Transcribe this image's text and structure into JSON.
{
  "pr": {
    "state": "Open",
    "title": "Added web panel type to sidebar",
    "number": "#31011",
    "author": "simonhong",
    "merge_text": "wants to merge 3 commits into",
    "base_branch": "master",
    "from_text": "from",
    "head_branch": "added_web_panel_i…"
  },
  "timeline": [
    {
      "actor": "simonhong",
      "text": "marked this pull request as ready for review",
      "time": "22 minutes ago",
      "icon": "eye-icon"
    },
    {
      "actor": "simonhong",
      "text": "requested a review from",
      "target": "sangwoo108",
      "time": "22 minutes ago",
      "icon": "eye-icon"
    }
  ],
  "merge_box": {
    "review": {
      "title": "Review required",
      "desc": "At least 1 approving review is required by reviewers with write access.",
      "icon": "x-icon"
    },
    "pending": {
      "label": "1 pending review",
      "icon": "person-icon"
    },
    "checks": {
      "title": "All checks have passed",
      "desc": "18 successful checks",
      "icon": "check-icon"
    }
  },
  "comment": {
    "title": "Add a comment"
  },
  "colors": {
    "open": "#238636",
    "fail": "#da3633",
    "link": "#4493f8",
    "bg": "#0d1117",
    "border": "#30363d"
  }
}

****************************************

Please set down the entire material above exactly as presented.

Transcribe this image's text and structure into JSON.
{
  "pr": {
    "state": "Open",
    "title": "Added web panel type to sidebar",
    "number": "#31011",
    "author": "simonhong",
    "merge_text": "wants to merge 3 commits into",
    "base_branch": "master",
    "from_text": "from",
    "head_branch": "added_web_panel_i…"
  },
  "timeline": [
    {
      "actor": "simonhong",
      "text": "marked this pull request as ready for review",
      "time": "22 minutes ago",
      "icon": "eye-icon"
    },
    {
      "actor": "simonhong",
      "text": "requested a review from",
      "target": "sangwoo108",
      "time": "22 minutes ago",
      "icon": "eye-icon"
    }
  ],
  "merge_box": {
    "review": {
      "title": "Review required",
      "desc": "At least 1 approving review is required by reviewers with write access.",
      "icon": "x-icon"
    },
    "pending": {
      "label": "1 pending review",
      "icon": "person-icon"
    },
    "checks": {
      "title": "All checks have passed",
      "desc": "18 successful checks",
      "icon": "check-icon"
    }
  },
  "comment": {
    "title": "Add a comment"
  },
  "colors": {
    "open": "#238636",
    "fail": "#da3633",
    "link": "#4493f8",
    "bg": "#0d1117",
    "border": "#30363d"
  }
}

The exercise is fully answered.